It was the summer of 1986 and Cindy and I were in Haiti with a traveling singing group, young people of diverse racial backgrounds who loved the Lord and wanted to serve him. We had also been traveling with a smaller ministry team, and it was during those two years I had found a passion for preaching. I saw a hunger for the Word in many churches we visited, and I also discovered that being a traveling evangelist was not what I ultimately wanted to do. I remember preaching in a church in Ohio where I was told the pastor, who did not attend the services we held in his church that week, mostly talked to the congregation on Sundays about his belief in things like the “power” of crystals. These folks were starved for biblical preaching. God began stirring in my heart a desire to be in one place with a community of believers where we could grow up together in our faith and love the watching world by proclaiming the truth of the Gospel in word and deed. Hmmm, where could I possibly do something like that?
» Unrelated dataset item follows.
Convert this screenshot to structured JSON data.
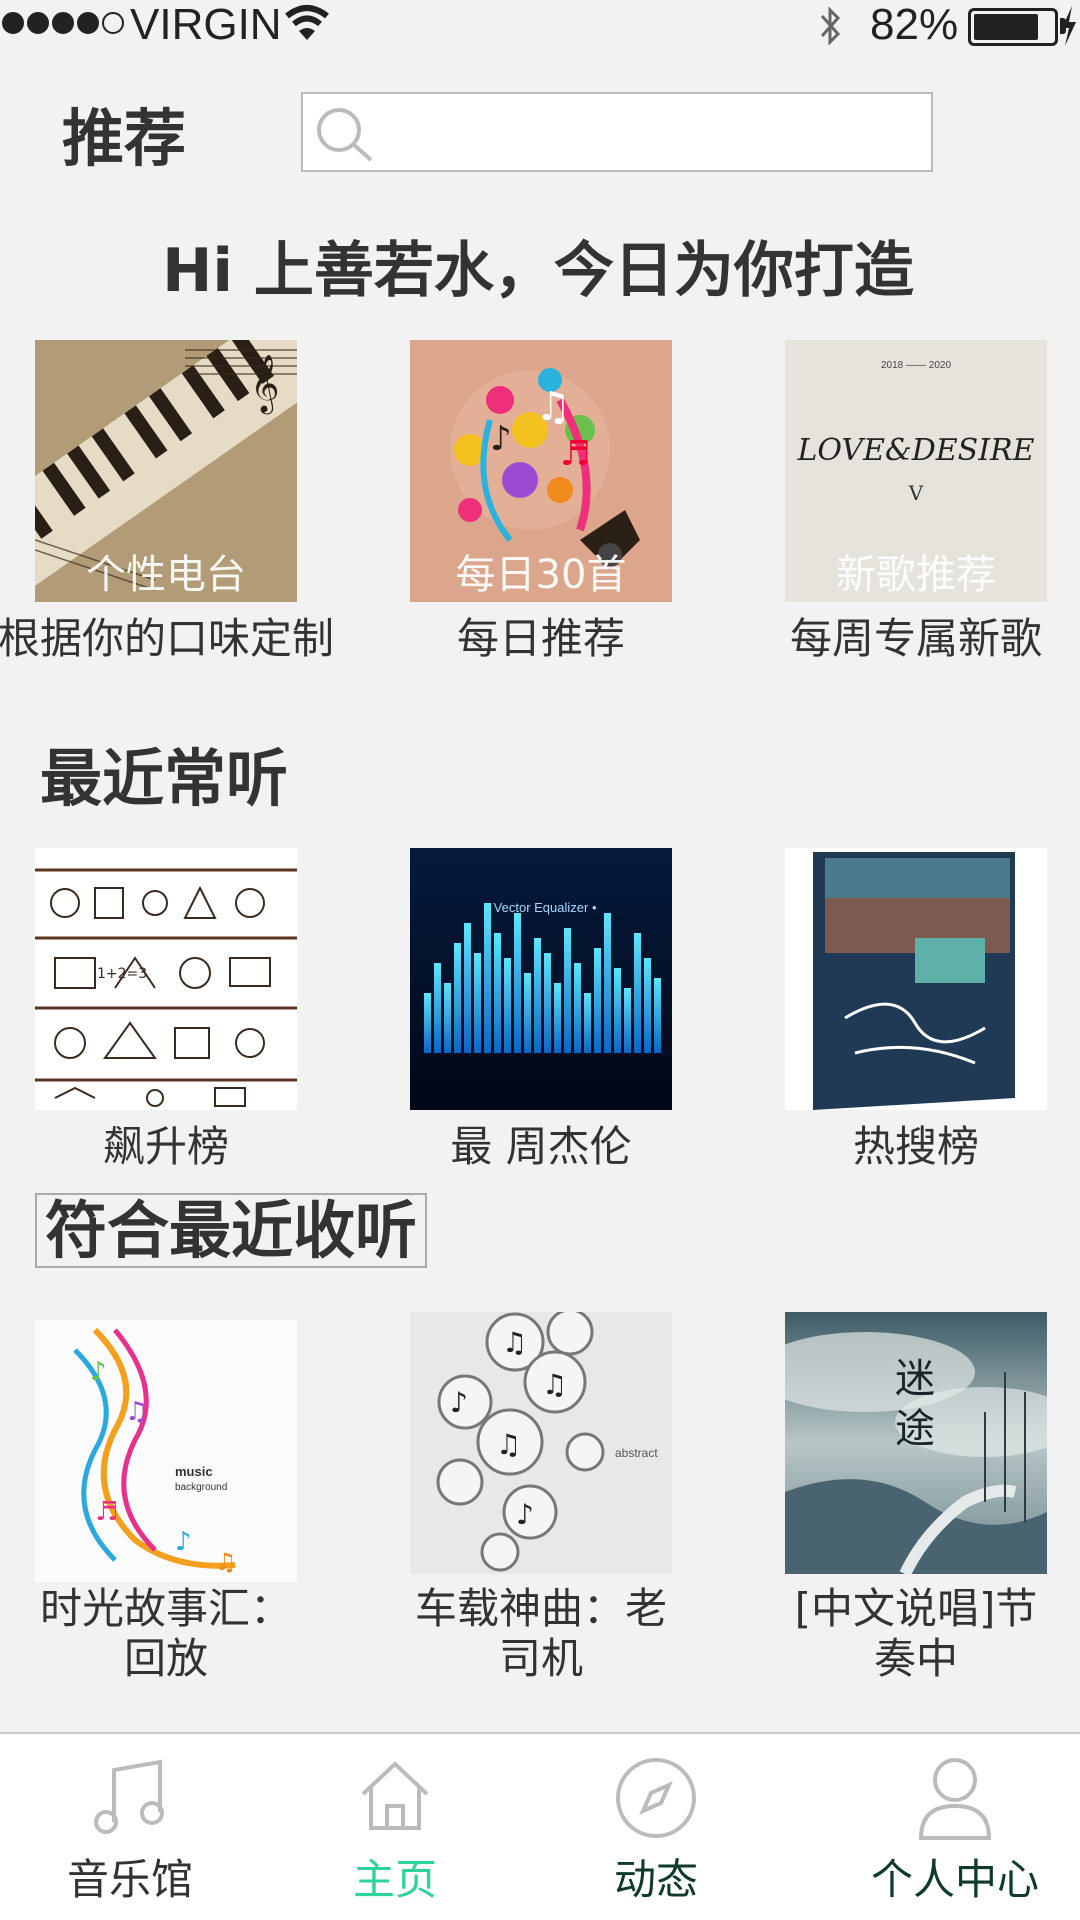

Of course, God was calling me again, as he had done when I was 15 and as he had done when I was running from him in college, to be a pastor. And the exciting thing for me in the summer of 1986 was that I had been told by my pastor that he wanted to bring me on as his associate when we returned from Haiti and our itinerant ministry was done. That didn’t work out as I had hoped, and I was hurt and not a little bit frustrated over what I believed at the time to be a broken promise. My thoughts were ten times more on what I perceived men were doing to me than on what God was doing. God had another plan for me, but all I could see and feel at the time was betrayal.
I have heard it said we live our life forward, but it only makes sense when we look back. But we must see and understand the providence of God in our lives! John Calvin wrote, “Ignorance of providence is the ultimate of all miseries; the highest blessedness lies in the knowledge of it.”
John Piper has written extensively about God’s providence and I will use some of his notes here. The word “providence” comes from the Latin word for “provide” which has two parts: “pro” (“forward or on behalf of”) and “vide” (“to see”). So you might think that “provide” would mean: “to see forward” or “to foresee.” But it doesn’t. It means “to supply what is needed; to give sustenance or support.” And so the noun “providence” has come to mean the act of “providing for or sustaining and governing the universe by God.” We say in English: “I’ll see to that,” meaning, “I will provide for that, or I will make sure that is taken care of.” We do that on a small scale when our wife mentions the trash being full and we say, “I’ll see to it. I’ll take care of it.” God does it on a much larger scale. He says, “The universe has needs. I’ll see to it.”
We see this in the book of Genesis. Remember the story of Abraham sacrificing Isaac his son? Before they went up the mountain, Isaac said to his father, “Where is the lamb for the burnt offering?” Abraham answered, “God will provide for Himself the lamb for the burnt offering, my son.” And when God had shown Abraham a ram caught in the thorns, “Abraham called the name of that place The Lord Will Provide.” Abraham saw the providence of God.
Remember when his brothers came to Egypt and Joseph revealed who he was? Joseph’s truth-telling in Genesis 45 exposed their past sins. He says twice to them that they sold him. “You sold me here.” He does not sugarcoat that or dismiss it. You did this. But look at what is most important. Joseph says, “God sent me here.” You sold me, but God sent me. You exercised agency in this, and you are responsible for what you did, but God is ultimately responsible. He says, “God sent me before you to preserve life.” Providence. God saw to it.
It is the same with Jesus’ death. Peter told the crowd on the day of Pentecost that Jesus was “delivered up according to the definite plan and foreknowledge of God.” God saw to it. But Peter also says to the Jews, “you crucified and killed (Jesus) by the hands of lawless men.” They were guilty of Jesus’ death, as are we all, but his death was the perfect plan and providence of God.
When you look back at the long and winding road you have traveled, what do you see of God’s providence in your journey? He has been there all along, carrying you, leading you, sometimes pushing you.
For your sake and for his glory.
2 thoughts on “The Providence of God”
He leads us on by paths we did not know.
Upward He leads us, tho’ our steps be slow;
Tho’ oft we faint and falter on the way,
Tho’ storms and darkness oft obscure the day,
Yet, when the clouds are gone,
We know He leads us on.
Author: Hiram O. Wiley (1865)